### DESCRIPTION OF THE TASK
From the records below, find each line with the string "JSON" and copy it.

### EXERCISE INPUTS
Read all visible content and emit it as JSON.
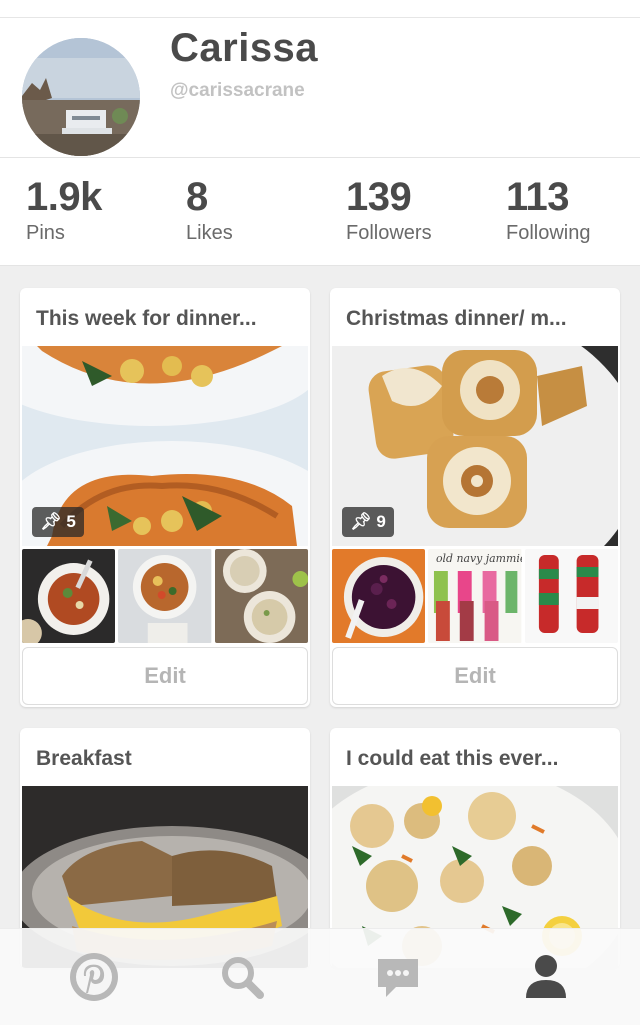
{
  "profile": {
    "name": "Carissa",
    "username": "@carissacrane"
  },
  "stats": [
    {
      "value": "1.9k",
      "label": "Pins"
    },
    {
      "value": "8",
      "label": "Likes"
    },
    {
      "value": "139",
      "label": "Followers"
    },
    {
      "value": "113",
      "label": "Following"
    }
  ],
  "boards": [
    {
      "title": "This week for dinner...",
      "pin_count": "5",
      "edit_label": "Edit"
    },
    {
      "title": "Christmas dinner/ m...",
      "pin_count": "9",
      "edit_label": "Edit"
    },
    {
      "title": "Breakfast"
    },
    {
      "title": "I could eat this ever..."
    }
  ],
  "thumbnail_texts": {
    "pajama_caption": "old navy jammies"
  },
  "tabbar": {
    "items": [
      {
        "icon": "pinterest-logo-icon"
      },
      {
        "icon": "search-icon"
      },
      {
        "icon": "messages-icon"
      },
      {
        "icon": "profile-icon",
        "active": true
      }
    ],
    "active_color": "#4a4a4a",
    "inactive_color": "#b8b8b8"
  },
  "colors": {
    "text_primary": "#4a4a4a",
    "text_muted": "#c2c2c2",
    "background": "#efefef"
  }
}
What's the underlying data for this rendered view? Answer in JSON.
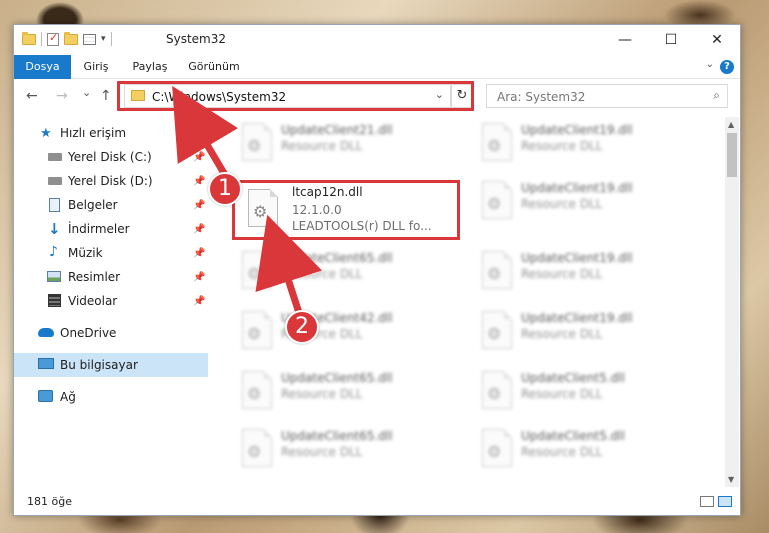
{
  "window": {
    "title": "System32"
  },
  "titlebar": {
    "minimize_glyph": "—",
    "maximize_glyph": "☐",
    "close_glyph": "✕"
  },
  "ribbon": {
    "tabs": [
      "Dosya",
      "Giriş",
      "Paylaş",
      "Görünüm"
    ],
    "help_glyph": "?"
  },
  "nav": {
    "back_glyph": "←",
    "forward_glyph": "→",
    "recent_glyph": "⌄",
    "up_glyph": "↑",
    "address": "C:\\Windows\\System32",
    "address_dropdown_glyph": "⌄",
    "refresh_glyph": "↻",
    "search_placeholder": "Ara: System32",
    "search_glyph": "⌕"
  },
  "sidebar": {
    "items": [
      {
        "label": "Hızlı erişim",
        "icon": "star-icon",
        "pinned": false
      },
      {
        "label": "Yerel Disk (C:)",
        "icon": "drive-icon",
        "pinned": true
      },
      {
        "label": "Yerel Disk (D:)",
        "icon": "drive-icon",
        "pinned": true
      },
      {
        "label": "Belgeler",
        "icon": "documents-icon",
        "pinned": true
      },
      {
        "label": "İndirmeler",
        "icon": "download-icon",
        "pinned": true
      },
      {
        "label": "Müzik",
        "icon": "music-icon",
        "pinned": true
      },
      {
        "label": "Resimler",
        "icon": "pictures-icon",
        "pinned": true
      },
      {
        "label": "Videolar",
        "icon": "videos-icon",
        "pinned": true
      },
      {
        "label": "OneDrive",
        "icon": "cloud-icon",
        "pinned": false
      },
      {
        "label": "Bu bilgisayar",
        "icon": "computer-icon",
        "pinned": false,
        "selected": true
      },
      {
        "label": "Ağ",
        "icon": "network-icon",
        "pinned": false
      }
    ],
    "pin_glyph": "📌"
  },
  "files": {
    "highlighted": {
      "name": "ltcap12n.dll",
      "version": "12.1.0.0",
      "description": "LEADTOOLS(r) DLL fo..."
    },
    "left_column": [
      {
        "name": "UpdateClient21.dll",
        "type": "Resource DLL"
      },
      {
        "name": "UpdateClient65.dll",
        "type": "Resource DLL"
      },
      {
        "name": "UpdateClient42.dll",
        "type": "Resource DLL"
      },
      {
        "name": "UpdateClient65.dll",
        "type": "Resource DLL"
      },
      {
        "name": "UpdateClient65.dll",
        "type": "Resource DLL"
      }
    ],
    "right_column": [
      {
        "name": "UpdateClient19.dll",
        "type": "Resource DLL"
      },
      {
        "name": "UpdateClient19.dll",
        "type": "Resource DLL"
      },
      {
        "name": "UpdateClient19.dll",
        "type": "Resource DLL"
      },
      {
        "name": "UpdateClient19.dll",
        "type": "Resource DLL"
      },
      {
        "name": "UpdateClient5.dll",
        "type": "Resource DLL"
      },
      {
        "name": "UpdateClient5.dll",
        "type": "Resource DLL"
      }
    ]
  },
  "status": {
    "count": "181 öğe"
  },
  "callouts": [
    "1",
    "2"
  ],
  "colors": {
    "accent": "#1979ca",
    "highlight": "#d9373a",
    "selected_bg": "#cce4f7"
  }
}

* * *

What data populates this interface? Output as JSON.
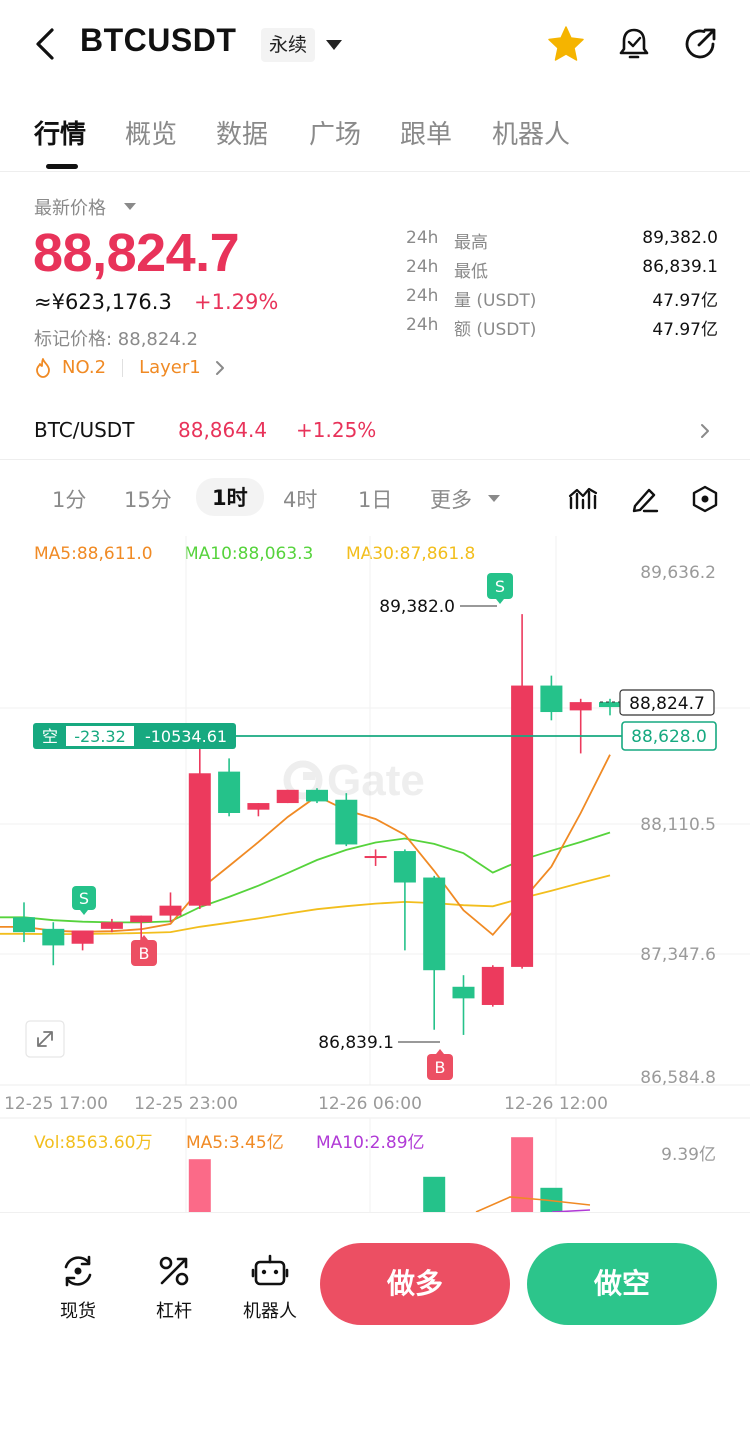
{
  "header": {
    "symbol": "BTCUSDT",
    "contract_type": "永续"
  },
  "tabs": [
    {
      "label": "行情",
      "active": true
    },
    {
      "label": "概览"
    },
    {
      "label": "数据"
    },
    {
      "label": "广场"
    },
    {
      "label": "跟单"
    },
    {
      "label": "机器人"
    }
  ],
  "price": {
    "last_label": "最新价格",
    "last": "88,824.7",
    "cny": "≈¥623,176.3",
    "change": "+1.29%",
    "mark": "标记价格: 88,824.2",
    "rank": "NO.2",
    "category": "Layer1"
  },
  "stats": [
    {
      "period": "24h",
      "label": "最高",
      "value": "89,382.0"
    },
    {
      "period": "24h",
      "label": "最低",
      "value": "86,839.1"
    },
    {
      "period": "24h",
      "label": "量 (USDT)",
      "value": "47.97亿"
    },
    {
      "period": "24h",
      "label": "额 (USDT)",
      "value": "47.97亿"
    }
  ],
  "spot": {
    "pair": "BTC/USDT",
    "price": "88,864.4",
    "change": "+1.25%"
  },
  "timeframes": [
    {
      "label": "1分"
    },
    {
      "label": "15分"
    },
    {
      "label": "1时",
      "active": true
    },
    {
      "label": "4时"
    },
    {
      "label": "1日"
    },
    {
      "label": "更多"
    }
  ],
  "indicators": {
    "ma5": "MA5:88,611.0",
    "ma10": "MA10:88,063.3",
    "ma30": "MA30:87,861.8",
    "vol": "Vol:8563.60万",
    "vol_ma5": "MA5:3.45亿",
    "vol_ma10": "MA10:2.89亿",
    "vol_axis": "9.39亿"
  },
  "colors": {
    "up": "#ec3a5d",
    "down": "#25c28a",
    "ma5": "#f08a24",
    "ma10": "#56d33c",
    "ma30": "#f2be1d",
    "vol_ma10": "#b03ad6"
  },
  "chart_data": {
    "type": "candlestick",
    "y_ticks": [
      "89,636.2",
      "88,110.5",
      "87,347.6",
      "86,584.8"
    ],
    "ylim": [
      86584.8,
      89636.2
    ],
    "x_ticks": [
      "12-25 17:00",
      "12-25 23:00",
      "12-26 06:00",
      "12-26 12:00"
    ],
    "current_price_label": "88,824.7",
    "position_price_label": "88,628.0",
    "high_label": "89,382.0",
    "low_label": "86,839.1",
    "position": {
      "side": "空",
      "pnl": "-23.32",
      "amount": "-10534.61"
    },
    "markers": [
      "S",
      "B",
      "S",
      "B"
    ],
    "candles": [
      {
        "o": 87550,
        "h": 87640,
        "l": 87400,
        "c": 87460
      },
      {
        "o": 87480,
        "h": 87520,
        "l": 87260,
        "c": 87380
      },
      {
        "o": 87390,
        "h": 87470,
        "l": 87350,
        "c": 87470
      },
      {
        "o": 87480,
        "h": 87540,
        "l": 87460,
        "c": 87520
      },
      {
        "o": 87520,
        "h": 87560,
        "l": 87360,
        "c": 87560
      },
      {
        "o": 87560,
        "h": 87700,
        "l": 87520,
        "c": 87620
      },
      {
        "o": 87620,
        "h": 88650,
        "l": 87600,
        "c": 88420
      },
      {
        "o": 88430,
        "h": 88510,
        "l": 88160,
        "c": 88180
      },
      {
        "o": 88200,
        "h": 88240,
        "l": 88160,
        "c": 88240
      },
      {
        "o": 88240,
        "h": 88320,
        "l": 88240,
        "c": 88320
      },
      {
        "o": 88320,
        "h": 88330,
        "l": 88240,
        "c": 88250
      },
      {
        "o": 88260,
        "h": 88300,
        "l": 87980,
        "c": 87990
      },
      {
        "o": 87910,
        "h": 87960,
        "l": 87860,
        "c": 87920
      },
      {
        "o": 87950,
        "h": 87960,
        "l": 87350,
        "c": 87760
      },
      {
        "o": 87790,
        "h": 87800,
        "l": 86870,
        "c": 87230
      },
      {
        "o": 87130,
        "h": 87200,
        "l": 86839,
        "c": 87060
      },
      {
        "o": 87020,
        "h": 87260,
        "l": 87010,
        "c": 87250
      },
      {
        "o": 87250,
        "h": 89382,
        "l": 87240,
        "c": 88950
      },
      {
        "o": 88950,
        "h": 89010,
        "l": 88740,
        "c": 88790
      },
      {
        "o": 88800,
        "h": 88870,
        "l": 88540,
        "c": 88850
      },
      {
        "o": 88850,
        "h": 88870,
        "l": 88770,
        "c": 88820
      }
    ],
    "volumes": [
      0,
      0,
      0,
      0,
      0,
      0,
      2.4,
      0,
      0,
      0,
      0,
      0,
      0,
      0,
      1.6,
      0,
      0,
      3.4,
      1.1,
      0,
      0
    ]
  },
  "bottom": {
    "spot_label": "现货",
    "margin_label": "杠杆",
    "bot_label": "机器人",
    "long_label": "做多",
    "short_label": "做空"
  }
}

### TASK SOLUTION
Read all visible content and emit it as JSON.
What's the underlying data for this rendered view? Answer in JSON.
What data populates this interface? Output as JSON.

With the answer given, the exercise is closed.